The U.S. State Department runs an au pair program that claims to provide a "mutually rewarding, intercultural opportunity" to U.S. host families and non-U.S. citizens between the ages of 18 and 26. Benefits for participants include room, board, pay for childcare work, and up to $500 toward academic work.
However, in reality, because the program is not well-regulated, many hosts require au pairs to perform non-childcare tasks banned under the program. According to the NDWA, many of the tens of thousands of au pairs participating in the program work more than 45 hours cleaning, cooking, and gardening.
The report also found that Fair Labor Standards Act (FLSA) protections are not enforced and au pairs receive a flat, weekly rate that equates to $4.35 per hour. Nearly half of the au pairs interviewed had paid between $1,500 and $2,500 in recruitment and sponsor fees to participate in the program.
In response, more than 900,000 current and former au pairs filed a class action lawsuit and have alleged "that 15 agencies designated by the State Department as au pair sponsors violated minimum and overtime laws."
Similarly, the State Department's J-1 Summer Work Travel Program has faced criticism for a lack of oversight and violations of FLSA labor laws. In 2011, participants working at a Hershey's chocolate factor staged a walk out, alleging the employer threatened them with deportation if they complained about abusive working conditions. In 2013, foreign college students on cultural work exchange visas went on strike, alleging that they had to work 20 hour shifts at McDonald's and pay unfairly high rent for cramped quarters.
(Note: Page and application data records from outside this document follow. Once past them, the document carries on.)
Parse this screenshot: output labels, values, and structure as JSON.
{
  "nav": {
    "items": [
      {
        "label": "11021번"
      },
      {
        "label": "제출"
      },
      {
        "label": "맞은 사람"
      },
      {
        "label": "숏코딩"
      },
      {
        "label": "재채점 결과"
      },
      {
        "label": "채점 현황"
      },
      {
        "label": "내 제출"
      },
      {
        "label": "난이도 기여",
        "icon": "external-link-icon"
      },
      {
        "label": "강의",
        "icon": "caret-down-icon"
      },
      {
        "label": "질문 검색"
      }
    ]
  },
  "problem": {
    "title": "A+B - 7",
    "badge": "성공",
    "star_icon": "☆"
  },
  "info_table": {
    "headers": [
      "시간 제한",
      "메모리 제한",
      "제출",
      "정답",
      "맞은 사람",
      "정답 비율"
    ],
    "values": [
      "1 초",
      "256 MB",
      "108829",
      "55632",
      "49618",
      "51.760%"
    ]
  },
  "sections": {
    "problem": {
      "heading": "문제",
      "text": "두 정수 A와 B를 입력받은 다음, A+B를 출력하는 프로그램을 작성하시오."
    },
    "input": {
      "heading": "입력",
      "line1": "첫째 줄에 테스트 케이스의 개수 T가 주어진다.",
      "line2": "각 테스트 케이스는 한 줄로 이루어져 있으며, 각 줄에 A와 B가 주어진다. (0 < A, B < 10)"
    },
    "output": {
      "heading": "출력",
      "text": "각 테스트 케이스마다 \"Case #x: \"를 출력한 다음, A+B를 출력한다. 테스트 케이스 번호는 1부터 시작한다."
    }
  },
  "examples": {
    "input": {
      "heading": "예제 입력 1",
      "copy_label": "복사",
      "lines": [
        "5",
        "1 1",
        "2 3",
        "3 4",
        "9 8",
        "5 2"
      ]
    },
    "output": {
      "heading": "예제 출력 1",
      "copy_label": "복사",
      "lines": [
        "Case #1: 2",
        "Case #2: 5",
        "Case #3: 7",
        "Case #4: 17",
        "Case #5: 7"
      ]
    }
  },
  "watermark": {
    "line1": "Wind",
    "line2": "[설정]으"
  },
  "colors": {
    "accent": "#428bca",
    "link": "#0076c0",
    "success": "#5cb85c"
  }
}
Kate Gibson "'Au pairs' in U.S. often treated as servants, critics say" cbsnews.com (Aug. 20, 2018).